● **Data for processing**:

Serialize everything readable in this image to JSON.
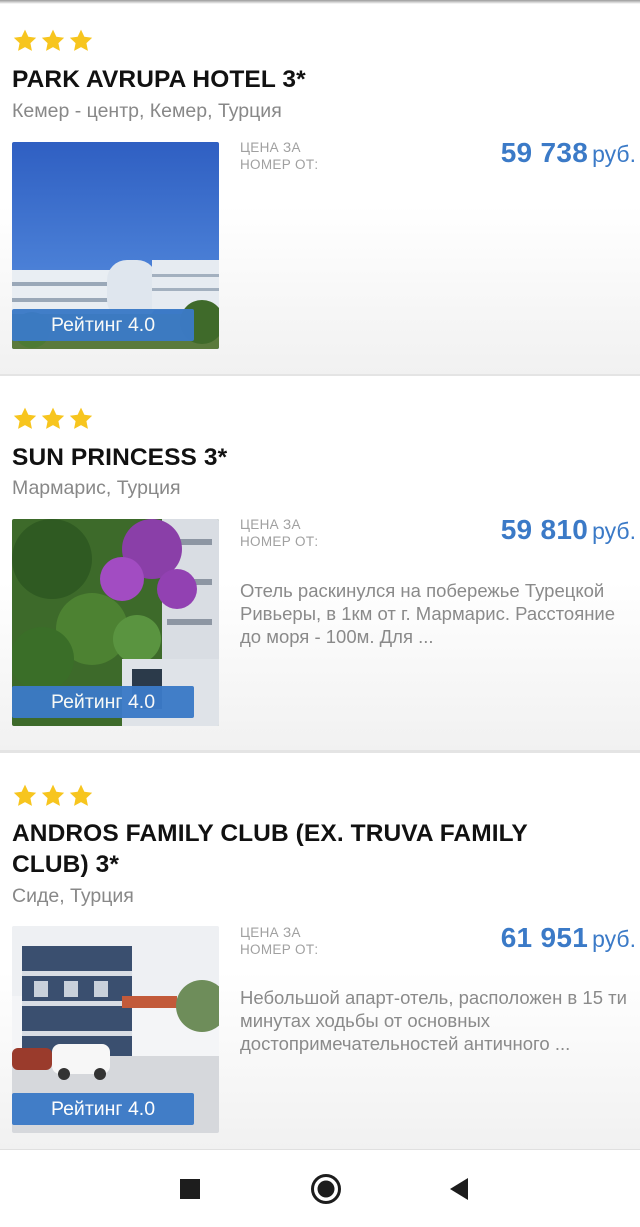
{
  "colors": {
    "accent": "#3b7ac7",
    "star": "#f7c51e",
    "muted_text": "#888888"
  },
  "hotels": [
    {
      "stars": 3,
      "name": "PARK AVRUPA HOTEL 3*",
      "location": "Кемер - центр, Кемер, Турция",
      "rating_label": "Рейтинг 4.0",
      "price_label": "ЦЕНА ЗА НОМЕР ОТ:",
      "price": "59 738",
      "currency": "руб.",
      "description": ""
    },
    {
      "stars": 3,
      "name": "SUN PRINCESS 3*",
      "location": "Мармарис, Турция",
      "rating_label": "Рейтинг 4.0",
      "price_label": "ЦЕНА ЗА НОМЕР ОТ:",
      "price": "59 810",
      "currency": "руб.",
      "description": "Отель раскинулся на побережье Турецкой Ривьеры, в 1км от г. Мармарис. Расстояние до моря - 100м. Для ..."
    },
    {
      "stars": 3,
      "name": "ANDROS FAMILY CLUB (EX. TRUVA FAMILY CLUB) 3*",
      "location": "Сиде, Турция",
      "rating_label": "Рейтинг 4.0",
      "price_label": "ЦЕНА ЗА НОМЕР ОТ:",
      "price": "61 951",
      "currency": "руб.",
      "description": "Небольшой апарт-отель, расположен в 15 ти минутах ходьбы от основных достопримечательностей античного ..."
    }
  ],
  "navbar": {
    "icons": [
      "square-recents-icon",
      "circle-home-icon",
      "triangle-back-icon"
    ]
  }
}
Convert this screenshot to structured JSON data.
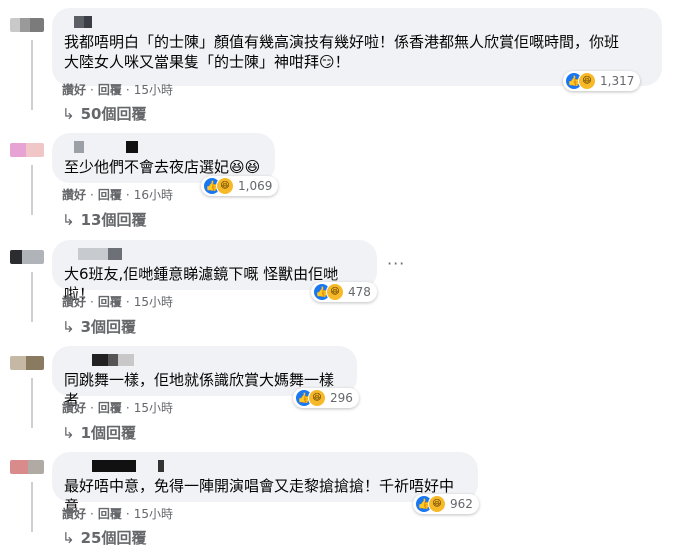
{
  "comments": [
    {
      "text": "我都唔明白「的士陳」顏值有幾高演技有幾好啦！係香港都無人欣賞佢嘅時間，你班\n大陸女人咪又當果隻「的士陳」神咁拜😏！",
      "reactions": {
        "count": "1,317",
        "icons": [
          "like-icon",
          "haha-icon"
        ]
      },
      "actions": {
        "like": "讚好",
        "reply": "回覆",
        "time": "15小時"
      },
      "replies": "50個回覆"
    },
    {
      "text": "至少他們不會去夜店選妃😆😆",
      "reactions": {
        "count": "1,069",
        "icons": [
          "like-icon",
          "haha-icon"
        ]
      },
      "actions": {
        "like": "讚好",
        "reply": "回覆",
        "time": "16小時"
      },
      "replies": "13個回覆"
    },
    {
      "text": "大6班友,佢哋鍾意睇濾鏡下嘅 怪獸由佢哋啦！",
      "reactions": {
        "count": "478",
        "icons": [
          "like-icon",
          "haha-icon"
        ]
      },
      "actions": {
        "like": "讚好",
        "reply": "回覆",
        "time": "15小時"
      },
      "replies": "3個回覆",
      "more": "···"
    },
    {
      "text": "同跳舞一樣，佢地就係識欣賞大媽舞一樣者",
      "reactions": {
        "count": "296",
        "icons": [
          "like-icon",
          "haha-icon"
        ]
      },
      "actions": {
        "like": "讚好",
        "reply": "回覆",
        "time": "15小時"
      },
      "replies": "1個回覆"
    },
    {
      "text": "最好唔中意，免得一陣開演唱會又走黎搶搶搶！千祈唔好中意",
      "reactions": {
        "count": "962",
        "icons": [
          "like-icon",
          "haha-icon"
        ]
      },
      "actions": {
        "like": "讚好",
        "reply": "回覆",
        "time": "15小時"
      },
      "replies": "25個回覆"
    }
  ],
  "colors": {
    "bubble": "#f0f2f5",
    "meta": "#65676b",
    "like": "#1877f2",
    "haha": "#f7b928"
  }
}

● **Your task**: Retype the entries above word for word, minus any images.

● **Exercise answer**:
Serialize everything readable in this image to JSON.
{
  "colors": {
    "accent": "#3b7ac7",
    "star": "#f7c51e",
    "muted_text": "#888888"
  },
  "hotels": [
    {
      "stars": 3,
      "name": "PARK AVRUPA HOTEL 3*",
      "location": "Кемер - центр, Кемер, Турция",
      "rating_label": "Рейтинг 4.0",
      "price_label": "ЦЕНА ЗА НОМЕР ОТ:",
      "price": "59 738",
      "currency": "руб.",
      "description": ""
    },
    {
      "stars": 3,
      "name": "SUN PRINCESS 3*",
      "location": "Мармарис, Турция",
      "rating_label": "Рейтинг 4.0",
      "price_label": "ЦЕНА ЗА НОМЕР ОТ:",
      "price": "59 810",
      "currency": "руб.",
      "description": "Отель раскинулся на побережье Турецкой Ривьеры, в 1км от г. Мармарис. Расстояние до моря - 100м. Для ..."
    },
    {
      "stars": 3,
      "name": "ANDROS FAMILY CLUB (EX. TRUVA FAMILY CLUB) 3*",
      "location": "Сиде, Турция",
      "rating_label": "Рейтинг 4.0",
      "price_label": "ЦЕНА ЗА НОМЕР ОТ:",
      "price": "61 951",
      "currency": "руб.",
      "description": "Небольшой апарт-отель, расположен в 15 ти минутах ходьбы от основных достопримечательностей античного ..."
    }
  ],
  "navbar": {
    "icons": [
      "square-recents-icon",
      "circle-home-icon",
      "triangle-back-icon"
    ]
  }
}
Convert this screenshot to structured JSON data.
{
  "comments": [
    {
      "text": "我都唔明白「的士陳」顏值有幾高演技有幾好啦！係香港都無人欣賞佢嘅時間，你班\n大陸女人咪又當果隻「的士陳」神咁拜😏！",
      "reactions": {
        "count": "1,317",
        "icons": [
          "like-icon",
          "haha-icon"
        ]
      },
      "actions": {
        "like": "讚好",
        "reply": "回覆",
        "time": "15小時"
      },
      "replies": "50個回覆"
    },
    {
      "text": "至少他們不會去夜店選妃😆😆",
      "reactions": {
        "count": "1,069",
        "icons": [
          "like-icon",
          "haha-icon"
        ]
      },
      "actions": {
        "like": "讚好",
        "reply": "回覆",
        "time": "16小時"
      },
      "replies": "13個回覆"
    },
    {
      "text": "大6班友,佢哋鍾意睇濾鏡下嘅 怪獸由佢哋啦！",
      "reactions": {
        "count": "478",
        "icons": [
          "like-icon",
          "haha-icon"
        ]
      },
      "actions": {
        "like": "讚好",
        "reply": "回覆",
        "time": "15小時"
      },
      "replies": "3個回覆",
      "more": "···"
    },
    {
      "text": "同跳舞一樣，佢地就係識欣賞大媽舞一樣者",
      "reactions": {
        "count": "296",
        "icons": [
          "like-icon",
          "haha-icon"
        ]
      },
      "actions": {
        "like": "讚好",
        "reply": "回覆",
        "time": "15小時"
      },
      "replies": "1個回覆"
    },
    {
      "text": "最好唔中意，免得一陣開演唱會又走黎搶搶搶！千祈唔好中意",
      "reactions": {
        "count": "962",
        "icons": [
          "like-icon",
          "haha-icon"
        ]
      },
      "actions": {
        "like": "讚好",
        "reply": "回覆",
        "time": "15小時"
      },
      "replies": "25個回覆"
    }
  ],
  "colors": {
    "bubble": "#f0f2f5",
    "meta": "#65676b",
    "like": "#1877f2",
    "haha": "#f7b928"
  }
}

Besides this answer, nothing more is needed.